[TASK DIRECTIONS]: Any picture in the records below stays out; return everything else exactly.

★ ★ ★ ★ ★ ★ ★

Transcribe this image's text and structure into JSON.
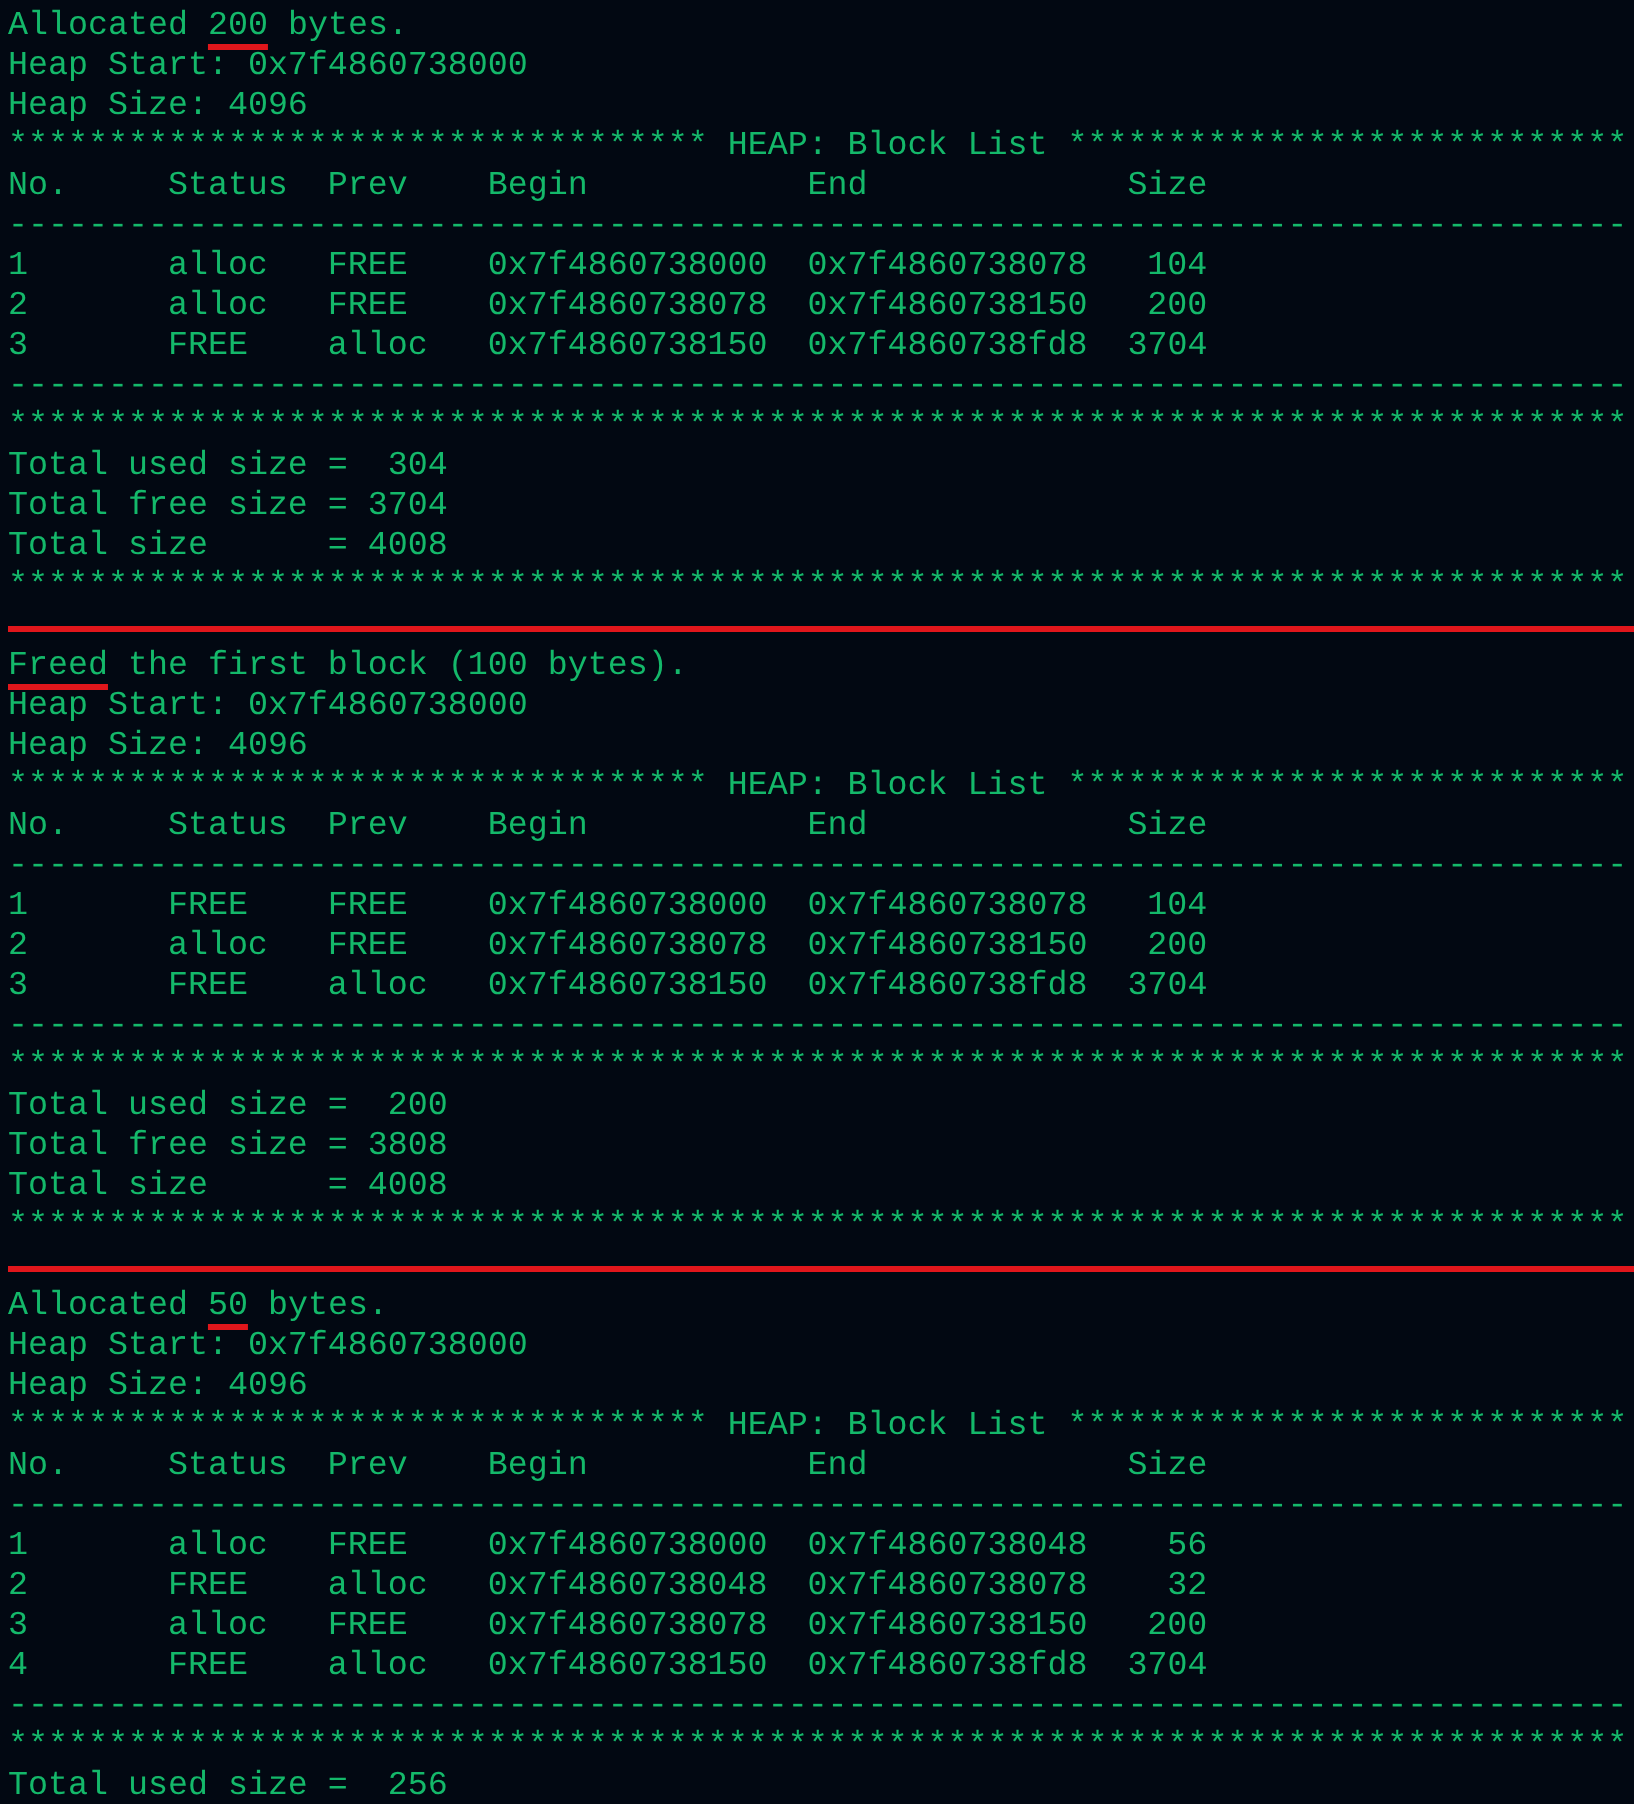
{
  "sections": [
    {
      "message": [
        {
          "text": "Allocated ",
          "underlined": false
        },
        {
          "text": "200",
          "underlined": true
        },
        {
          "text": " bytes.",
          "underlined": false
        }
      ],
      "heap_start": "Heap Start: 0x7f4860738000",
      "heap_size": "Heap Size: 4096",
      "list_title": "*********************************** HEAP: Block List ****************************",
      "columns": [
        "No.",
        "Status",
        "Prev",
        "Begin",
        "End",
        "Size"
      ],
      "dash_rule_top": "---------------------------------------------------------------------------------",
      "rows": [
        {
          "cells": [
            "1",
            "alloc",
            "FREE",
            "0x7f4860738000",
            "0x7f4860738078",
            "104"
          ]
        },
        {
          "cells": [
            "2",
            "alloc",
            "FREE",
            "0x7f4860738078",
            "0x7f4860738150",
            "200"
          ]
        },
        {
          "cells": [
            "3",
            "FREE",
            "alloc",
            "0x7f4860738150",
            "0x7f4860738fd8",
            "3704"
          ]
        }
      ],
      "dash_rule_bottom": "---------------------------------------------------------------------------------",
      "star_rule": "*********************************************************************************",
      "totals": [
        "Total used size =  304",
        "Total free size = 3704",
        "Total size      = 4008"
      ],
      "star_rule_end": "*********************************************************************************",
      "separator": true
    },
    {
      "message": [
        {
          "text": "Freed",
          "underlined": true
        },
        {
          "text": " the first block (100 bytes).",
          "underlined": false
        }
      ],
      "heap_start": "Heap Start: 0x7f4860738000",
      "heap_size": "Heap Size: 4096",
      "list_title": "*********************************** HEAP: Block List ****************************",
      "columns": [
        "No.",
        "Status",
        "Prev",
        "Begin",
        "End",
        "Size"
      ],
      "dash_rule_top": "---------------------------------------------------------------------------------",
      "rows": [
        {
          "cells": [
            "1",
            "FREE",
            "FREE",
            "0x7f4860738000",
            "0x7f4860738078",
            "104"
          ]
        },
        {
          "cells": [
            "2",
            "alloc",
            "FREE",
            "0x7f4860738078",
            "0x7f4860738150",
            "200"
          ]
        },
        {
          "cells": [
            "3",
            "FREE",
            "alloc",
            "0x7f4860738150",
            "0x7f4860738fd8",
            "3704"
          ]
        }
      ],
      "dash_rule_bottom": "---------------------------------------------------------------------------------",
      "star_rule": "*********************************************************************************",
      "totals": [
        "Total used size =  200",
        "Total free size = 3808",
        "Total size      = 4008"
      ],
      "star_rule_end": "*********************************************************************************",
      "separator": true
    },
    {
      "message": [
        {
          "text": "Allocated ",
          "underlined": false
        },
        {
          "text": "50",
          "underlined": true
        },
        {
          "text": " bytes.",
          "underlined": false
        }
      ],
      "heap_start": "Heap Start: 0x7f4860738000",
      "heap_size": "Heap Size: 4096",
      "list_title": "*********************************** HEAP: Block List ****************************",
      "columns": [
        "No.",
        "Status",
        "Prev",
        "Begin",
        "End",
        "Size"
      ],
      "dash_rule_top": "---------------------------------------------------------------------------------",
      "rows": [
        {
          "cells": [
            "1",
            "alloc",
            "FREE",
            "0x7f4860738000",
            "0x7f4860738048",
            "56"
          ]
        },
        {
          "cells": [
            "2",
            "FREE",
            "alloc",
            "0x7f4860738048",
            "0x7f4860738078",
            "32"
          ]
        },
        {
          "cells": [
            "3",
            "alloc",
            "FREE",
            "0x7f4860738078",
            "0x7f4860738150",
            "200"
          ]
        },
        {
          "cells": [
            "4",
            "FREE",
            "alloc",
            "0x7f4860738150",
            "0x7f4860738fd8",
            "3704"
          ]
        }
      ],
      "dash_rule_bottom": "---------------------------------------------------------------------------------",
      "star_rule": "*********************************************************************************",
      "totals": [
        "Total used size =  256"
      ],
      "separator": false
    }
  ]
}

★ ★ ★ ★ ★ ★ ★

[TASK RESPONSE]:
Transcribe this image's text and structure into JSON.
{
  "sections": [
    {
      "message": [
        {
          "text": "Allocated ",
          "underlined": false
        },
        {
          "text": "200",
          "underlined": true
        },
        {
          "text": " bytes.",
          "underlined": false
        }
      ],
      "heap_start": "Heap Start: 0x7f4860738000",
      "heap_size": "Heap Size: 4096",
      "list_title": "*********************************** HEAP: Block List ****************************",
      "columns": [
        "No.",
        "Status",
        "Prev",
        "Begin",
        "End",
        "Size"
      ],
      "dash_rule_top": "---------------------------------------------------------------------------------",
      "rows": [
        {
          "cells": [
            "1",
            "alloc",
            "FREE",
            "0x7f4860738000",
            "0x7f4860738078",
            "104"
          ]
        },
        {
          "cells": [
            "2",
            "alloc",
            "FREE",
            "0x7f4860738078",
            "0x7f4860738150",
            "200"
          ]
        },
        {
          "cells": [
            "3",
            "FREE",
            "alloc",
            "0x7f4860738150",
            "0x7f4860738fd8",
            "3704"
          ]
        }
      ],
      "dash_rule_bottom": "---------------------------------------------------------------------------------",
      "star_rule": "*********************************************************************************",
      "totals": [
        "Total used size =  304",
        "Total free size = 3704",
        "Total size      = 4008"
      ],
      "star_rule_end": "*********************************************************************************",
      "separator": true
    },
    {
      "message": [
        {
          "text": "Freed",
          "underlined": true
        },
        {
          "text": " the first block (100 bytes).",
          "underlined": false
        }
      ],
      "heap_start": "Heap Start: 0x7f4860738000",
      "heap_size": "Heap Size: 4096",
      "list_title": "*********************************** HEAP: Block List ****************************",
      "columns": [
        "No.",
        "Status",
        "Prev",
        "Begin",
        "End",
        "Size"
      ],
      "dash_rule_top": "---------------------------------------------------------------------------------",
      "rows": [
        {
          "cells": [
            "1",
            "FREE",
            "FREE",
            "0x7f4860738000",
            "0x7f4860738078",
            "104"
          ]
        },
        {
          "cells": [
            "2",
            "alloc",
            "FREE",
            "0x7f4860738078",
            "0x7f4860738150",
            "200"
          ]
        },
        {
          "cells": [
            "3",
            "FREE",
            "alloc",
            "0x7f4860738150",
            "0x7f4860738fd8",
            "3704"
          ]
        }
      ],
      "dash_rule_bottom": "---------------------------------------------------------------------------------",
      "star_rule": "*********************************************************************************",
      "totals": [
        "Total used size =  200",
        "Total free size = 3808",
        "Total size      = 4008"
      ],
      "star_rule_end": "*********************************************************************************",
      "separator": true
    },
    {
      "message": [
        {
          "text": "Allocated ",
          "underlined": false
        },
        {
          "text": "50",
          "underlined": true
        },
        {
          "text": " bytes.",
          "underlined": false
        }
      ],
      "heap_start": "Heap Start: 0x7f4860738000",
      "heap_size": "Heap Size: 4096",
      "list_title": "*********************************** HEAP: Block List ****************************",
      "columns": [
        "No.",
        "Status",
        "Prev",
        "Begin",
        "End",
        "Size"
      ],
      "dash_rule_top": "---------------------------------------------------------------------------------",
      "rows": [
        {
          "cells": [
            "1",
            "alloc",
            "FREE",
            "0x7f4860738000",
            "0x7f4860738048",
            "56"
          ]
        },
        {
          "cells": [
            "2",
            "FREE",
            "alloc",
            "0x7f4860738048",
            "0x7f4860738078",
            "32"
          ]
        },
        {
          "cells": [
            "3",
            "alloc",
            "FREE",
            "0x7f4860738078",
            "0x7f4860738150",
            "200"
          ]
        },
        {
          "cells": [
            "4",
            "FREE",
            "alloc",
            "0x7f4860738150",
            "0x7f4860738fd8",
            "3704"
          ]
        }
      ],
      "dash_rule_bottom": "---------------------------------------------------------------------------------",
      "star_rule": "*********************************************************************************",
      "totals": [
        "Total used size =  256"
      ],
      "separator": false
    }
  ]
}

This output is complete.